  • Brad Biggs (Tribune) offers up an alternative to Payne — you know, in the event Washington tags him this offseason. Denver’s Dre’Mont Jones is an intriguing secondary-tier option that looks to have notable upside. Jones, 26, set career highs in starts (13) and defensive snaps played (716) with the Broncos in 2022. And he made the most of that playing time by securing 6.5 sacks, 47 total tackles, 9 tackles-for-loss, 10 quarterback hits, and a forced fumble. There is still room to grow in his game, but Jones appears to have set a solid floor for future expectations. Pro Football Focus ranks him 22nd on their list of top 100 free agents this offseason. Consider me interested.
  • Of course, it won’t be easy. Back in November, reports out of Denver pegged Jones as a player the Broncos will prioritize keeping. Based on his age, upside, potential, and résumé, I can’t say I blame GM George Paton for wanting to keep Jones around. Then again, things might’ve changed since November. After all, the team has since hired Sean Payton to be its head coach. And with just $9.387 million in space under the cap, the Broncos will have to do a bunch of maneuvering to make a Jones reunion happen.
  • Ooh, this looks neat:

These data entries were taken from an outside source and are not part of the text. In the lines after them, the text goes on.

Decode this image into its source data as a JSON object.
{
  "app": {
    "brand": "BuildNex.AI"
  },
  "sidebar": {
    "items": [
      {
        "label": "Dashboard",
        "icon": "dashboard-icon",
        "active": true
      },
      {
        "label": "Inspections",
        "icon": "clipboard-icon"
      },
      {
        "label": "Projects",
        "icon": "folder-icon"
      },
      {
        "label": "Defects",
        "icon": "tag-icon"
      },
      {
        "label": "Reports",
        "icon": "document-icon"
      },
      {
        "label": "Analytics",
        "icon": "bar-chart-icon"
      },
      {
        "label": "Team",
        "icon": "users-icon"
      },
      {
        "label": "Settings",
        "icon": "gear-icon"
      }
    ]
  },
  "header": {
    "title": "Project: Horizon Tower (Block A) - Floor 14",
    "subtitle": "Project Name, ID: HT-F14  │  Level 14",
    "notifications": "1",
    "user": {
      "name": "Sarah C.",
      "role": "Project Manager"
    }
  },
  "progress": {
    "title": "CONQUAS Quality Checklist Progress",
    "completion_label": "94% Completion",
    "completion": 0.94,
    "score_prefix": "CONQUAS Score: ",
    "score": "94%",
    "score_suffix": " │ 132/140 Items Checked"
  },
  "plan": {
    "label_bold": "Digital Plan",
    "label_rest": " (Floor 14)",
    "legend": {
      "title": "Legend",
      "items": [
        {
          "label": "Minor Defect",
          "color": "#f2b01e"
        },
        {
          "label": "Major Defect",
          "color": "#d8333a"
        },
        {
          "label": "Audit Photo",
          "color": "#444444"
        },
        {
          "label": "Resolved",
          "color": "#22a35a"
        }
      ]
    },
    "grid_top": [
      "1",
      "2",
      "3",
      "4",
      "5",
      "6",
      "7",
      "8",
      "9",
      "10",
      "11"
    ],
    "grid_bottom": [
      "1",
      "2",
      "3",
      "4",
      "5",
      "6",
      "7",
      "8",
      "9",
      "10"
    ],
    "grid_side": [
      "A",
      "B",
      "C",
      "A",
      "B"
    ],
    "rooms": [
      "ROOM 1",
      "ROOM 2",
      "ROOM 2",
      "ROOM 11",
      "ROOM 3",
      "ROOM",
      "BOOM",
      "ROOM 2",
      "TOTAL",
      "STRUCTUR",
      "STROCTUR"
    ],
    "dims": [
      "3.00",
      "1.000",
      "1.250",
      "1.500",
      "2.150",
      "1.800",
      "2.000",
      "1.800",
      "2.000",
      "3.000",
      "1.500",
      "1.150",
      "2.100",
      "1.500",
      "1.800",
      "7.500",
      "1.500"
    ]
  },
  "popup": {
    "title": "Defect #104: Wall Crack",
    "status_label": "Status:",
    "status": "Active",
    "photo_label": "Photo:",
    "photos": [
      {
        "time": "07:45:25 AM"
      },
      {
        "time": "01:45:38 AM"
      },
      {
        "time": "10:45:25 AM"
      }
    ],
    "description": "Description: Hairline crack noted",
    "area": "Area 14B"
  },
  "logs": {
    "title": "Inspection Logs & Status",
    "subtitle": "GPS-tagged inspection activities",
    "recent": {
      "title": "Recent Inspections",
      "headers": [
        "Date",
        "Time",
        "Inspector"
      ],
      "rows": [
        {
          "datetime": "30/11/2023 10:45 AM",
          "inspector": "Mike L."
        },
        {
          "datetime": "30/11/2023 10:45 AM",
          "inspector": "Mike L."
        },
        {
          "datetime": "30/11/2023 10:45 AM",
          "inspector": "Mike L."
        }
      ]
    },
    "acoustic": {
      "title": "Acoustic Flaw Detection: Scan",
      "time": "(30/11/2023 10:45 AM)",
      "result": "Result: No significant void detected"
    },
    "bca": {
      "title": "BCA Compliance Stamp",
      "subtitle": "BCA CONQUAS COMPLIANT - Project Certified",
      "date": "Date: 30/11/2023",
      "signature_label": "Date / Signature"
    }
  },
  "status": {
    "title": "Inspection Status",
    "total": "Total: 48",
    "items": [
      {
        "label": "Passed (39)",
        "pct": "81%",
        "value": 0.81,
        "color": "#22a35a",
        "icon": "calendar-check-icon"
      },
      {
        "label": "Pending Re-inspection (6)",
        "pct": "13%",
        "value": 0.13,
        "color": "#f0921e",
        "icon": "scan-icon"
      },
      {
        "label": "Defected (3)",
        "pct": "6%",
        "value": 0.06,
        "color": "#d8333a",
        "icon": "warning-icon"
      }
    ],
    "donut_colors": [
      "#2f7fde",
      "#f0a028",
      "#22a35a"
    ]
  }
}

  • LOL: Chicago Mayor Lori Lightfoot says the Bears will end up where they started, at a refurbished Soldier Field. Mind you, the Bears technically began in Decatur. Does the mayor know that? A return to Decatur would be wild. Implausible. But wild, nonetheless. (Sun-Times)
  • Sometimes, you just gotta laugh. Cam Ellis (670 The Score) lines up a how-to guide for us to best handle the swirl of Justin Fields trade rumors. Again, laughter is good for the soul. And I need it with every Fields trade rumor that reaches my eyeballs.
  • How about some really good conversation from an interesting panel of Bears beat reporters to help you get through Friday:
  • AHEM!
  • Michael Jordan is celebrating his 60th birthday in grand fashion:
  • Ooh! Brett’s Spring Training Miscellany posts are back:
  • The Blackhawks’ tank job keeps chugging along:
  • And I guess we’re on Wemby Watch, too:

Author: Luis Medina

Luis Medina is a Writer at Bleacher Nation, and you can find him on Twitter at@lcm1986.